This piece originally appeared at expat+HAREM in May of 2010 and ended up sparking a very lively discussion. The comments are still archived on the site.
In the Communist days, Prague’s trams were rife with secret servicemen who would listen in on conversations, looking for dissidents. The carriages are still silent as tombs. With the exception of tourists or drunk adolescents, Czech people don’t usually talk above a whisper, even generations born after the Velvet Revolution.
Other things haven’t changed with the fall of Communism. Like the treatment of the Romani, or gypsy, community.
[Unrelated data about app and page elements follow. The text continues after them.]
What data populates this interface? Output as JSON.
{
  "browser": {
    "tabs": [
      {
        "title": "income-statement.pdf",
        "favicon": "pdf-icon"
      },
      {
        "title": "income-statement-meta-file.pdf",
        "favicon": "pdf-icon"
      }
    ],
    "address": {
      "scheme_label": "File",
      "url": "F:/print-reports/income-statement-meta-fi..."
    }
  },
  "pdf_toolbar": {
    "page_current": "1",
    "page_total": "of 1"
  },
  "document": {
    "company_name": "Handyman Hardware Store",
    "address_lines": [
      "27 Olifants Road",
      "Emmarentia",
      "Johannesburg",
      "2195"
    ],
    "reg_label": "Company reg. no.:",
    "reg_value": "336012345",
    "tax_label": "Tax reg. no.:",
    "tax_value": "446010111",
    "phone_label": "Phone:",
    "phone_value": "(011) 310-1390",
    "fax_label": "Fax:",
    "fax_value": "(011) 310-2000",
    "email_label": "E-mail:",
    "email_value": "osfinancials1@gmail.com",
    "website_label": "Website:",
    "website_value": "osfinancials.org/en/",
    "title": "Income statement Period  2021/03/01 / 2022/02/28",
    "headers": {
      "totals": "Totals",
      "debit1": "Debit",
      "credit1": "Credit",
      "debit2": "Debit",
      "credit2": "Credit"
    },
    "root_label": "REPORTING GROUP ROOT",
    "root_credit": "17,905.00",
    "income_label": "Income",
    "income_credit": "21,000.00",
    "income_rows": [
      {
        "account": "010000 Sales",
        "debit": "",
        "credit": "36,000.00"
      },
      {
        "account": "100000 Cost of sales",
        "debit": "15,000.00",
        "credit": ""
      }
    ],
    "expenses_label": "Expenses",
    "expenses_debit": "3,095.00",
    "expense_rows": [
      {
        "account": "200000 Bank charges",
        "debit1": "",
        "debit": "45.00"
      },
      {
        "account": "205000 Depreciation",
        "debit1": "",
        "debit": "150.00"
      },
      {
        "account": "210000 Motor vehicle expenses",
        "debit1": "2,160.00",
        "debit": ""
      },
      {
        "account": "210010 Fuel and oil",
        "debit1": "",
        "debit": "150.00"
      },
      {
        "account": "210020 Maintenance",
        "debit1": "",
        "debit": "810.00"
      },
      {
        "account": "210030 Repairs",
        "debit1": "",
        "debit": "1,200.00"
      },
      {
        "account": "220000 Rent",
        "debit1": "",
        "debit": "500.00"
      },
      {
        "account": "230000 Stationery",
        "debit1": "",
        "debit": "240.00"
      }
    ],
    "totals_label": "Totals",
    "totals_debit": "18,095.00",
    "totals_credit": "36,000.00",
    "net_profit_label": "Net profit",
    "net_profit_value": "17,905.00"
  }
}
Though their nationality is Czech or Slovak, the Roma are discriminated against, forcibly sterilised in hospitals, and their children are placed in schools for the handicapped. Being Roma is considered a handicap. A conservative Czech party tried to pass legislation to buy a plot of land in India to send all the Romani ‘home’.
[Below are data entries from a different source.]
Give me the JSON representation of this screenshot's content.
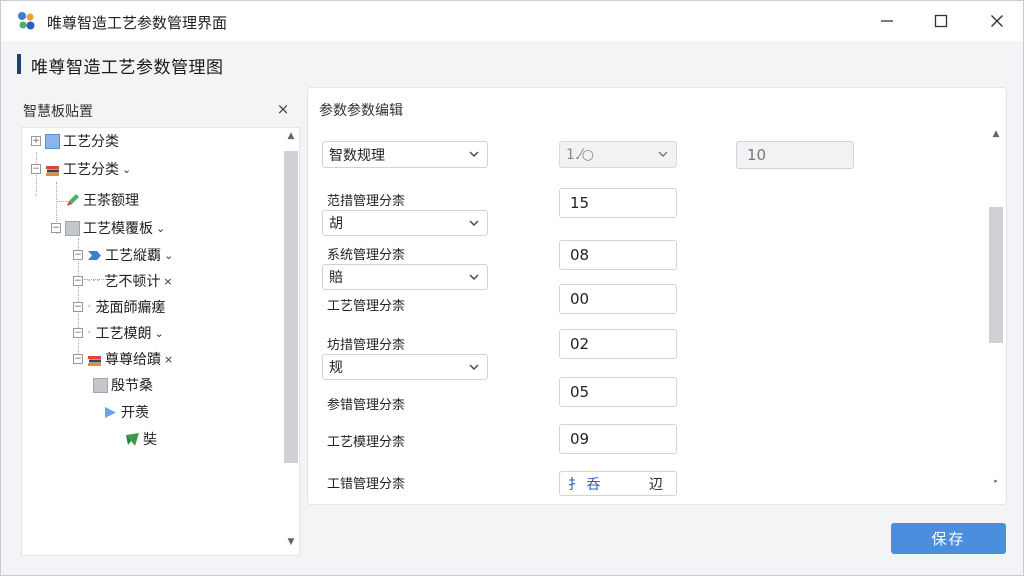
{
  "window": {
    "title": "唯尊智造工艺参数管理界面"
  },
  "page": {
    "title": "唯尊智造工艺参数管理图"
  },
  "left_panel": {
    "header": "智慧板贴置",
    "close_glyph": "×",
    "tree": [
      {
        "label": "工艺分类",
        "icon": "blue-square-icon"
      },
      {
        "label": "工艺分类",
        "icon": "books-icon",
        "chevron": "⌄"
      },
      {
        "label": "王茶额理",
        "icon": "pencil-icon"
      },
      {
        "label": "工艺模覆板",
        "icon": "gray-square-icon",
        "chevron": "⌄"
      },
      {
        "label": "工艺縦覇",
        "icon": "arrow-icon",
        "chevron": "⌄"
      },
      {
        "label": "艺不顿计",
        "icon": "",
        "chevron": "×"
      },
      {
        "label": "茏面師瘺瘥",
        "icon": ""
      },
      {
        "label": "工艺模朗",
        "icon": "",
        "chevron": "⌄"
      },
      {
        "label": "尊尊给蹟",
        "icon": "books-icon",
        "chevron": "×"
      },
      {
        "label": "殷节桑",
        "icon": "gray-square-icon"
      },
      {
        "label": "开羡",
        "icon": "triangle-icon"
      },
      {
        "label": "奘",
        "icon": "leaf-icon"
      }
    ]
  },
  "right_panel": {
    "header": "参数参数编辑",
    "top_select": {
      "value": "智数规理"
    },
    "mid_select": {
      "value": "1.⁄○"
    },
    "top_readonly": {
      "value": "10"
    },
    "fields": [
      {
        "label": "范措管理分柰",
        "select_value": "胡",
        "input_value": "15"
      },
      {
        "label": "系统管理分柰",
        "select_value": "賠",
        "input_value": "08"
      },
      {
        "label": "工艺管理分柰",
        "input_value": "00"
      },
      {
        "label": "坊措管理分柰",
        "select_value": "规",
        "input_value": "02"
      },
      {
        "label": "参错管理分柰",
        "input_value": "05"
      },
      {
        "label": "工艺模理分柰",
        "input_value": "09"
      },
      {
        "label": "工错管理分柰",
        "input_value_left": "扌 呑",
        "input_value_right": "辺"
      }
    ]
  },
  "actions": {
    "save_label": "保存"
  },
  "colors": {
    "accent": "#4a8fde",
    "title_bar_accent": "#1f3f77"
  }
}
The Neo-Nazi movement is strong. I see them on the trams, their skulls shaved and uncovered in spite of the cold, their trousers tucked into their combat boots and laces wound round in their distinctive style. I was frightened when the head of the movement encouraged them to dress like everyone else, grow their hair.
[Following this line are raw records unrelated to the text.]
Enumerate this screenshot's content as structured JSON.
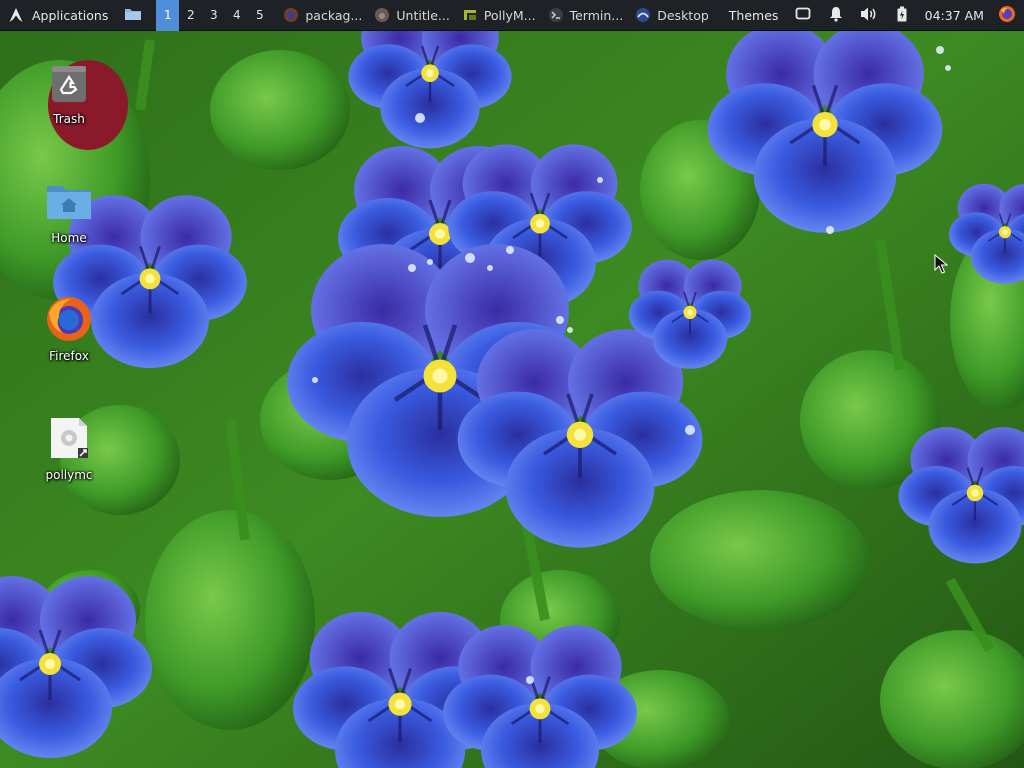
{
  "panel": {
    "applications_label": "Applications",
    "workspaces": [
      "1",
      "2",
      "3",
      "4",
      "5"
    ],
    "active_workspace": "1",
    "tasks": [
      {
        "label": "packag...",
        "icon": "firefox-icon"
      },
      {
        "label": "Untitle...",
        "icon": "gimp-icon"
      },
      {
        "label": "PollyM...",
        "icon": "pollymc-icon"
      },
      {
        "label": "Termin...",
        "icon": "terminal-icon"
      },
      {
        "label": "Desktop",
        "icon": "desktop-icon"
      }
    ],
    "themes_label": "Themes",
    "clock": "04:37 AM",
    "accent_color": "#4f8fd9"
  },
  "desktop": {
    "icons": [
      {
        "label": "Trash",
        "icon": "trash-icon"
      },
      {
        "label": "Home",
        "icon": "home-folder-icon"
      },
      {
        "label": "Firefox",
        "icon": "firefox-icon"
      },
      {
        "label": "pollymc",
        "icon": "pollymc-launcher-icon"
      }
    ]
  }
}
As a mixed breed Asian woman, I won’t wear my bindis unless I’m with my European-looking husband. When it’s warm I show my hugely tattooed shoulders. The ink under my skin gives me some street cred. I dress smartly, putting more effort into my appearance than anywhere else I’ve lived.
When a place’s dark legacy affects you, what ways have you found to cope?
©2010 Sezin Koehler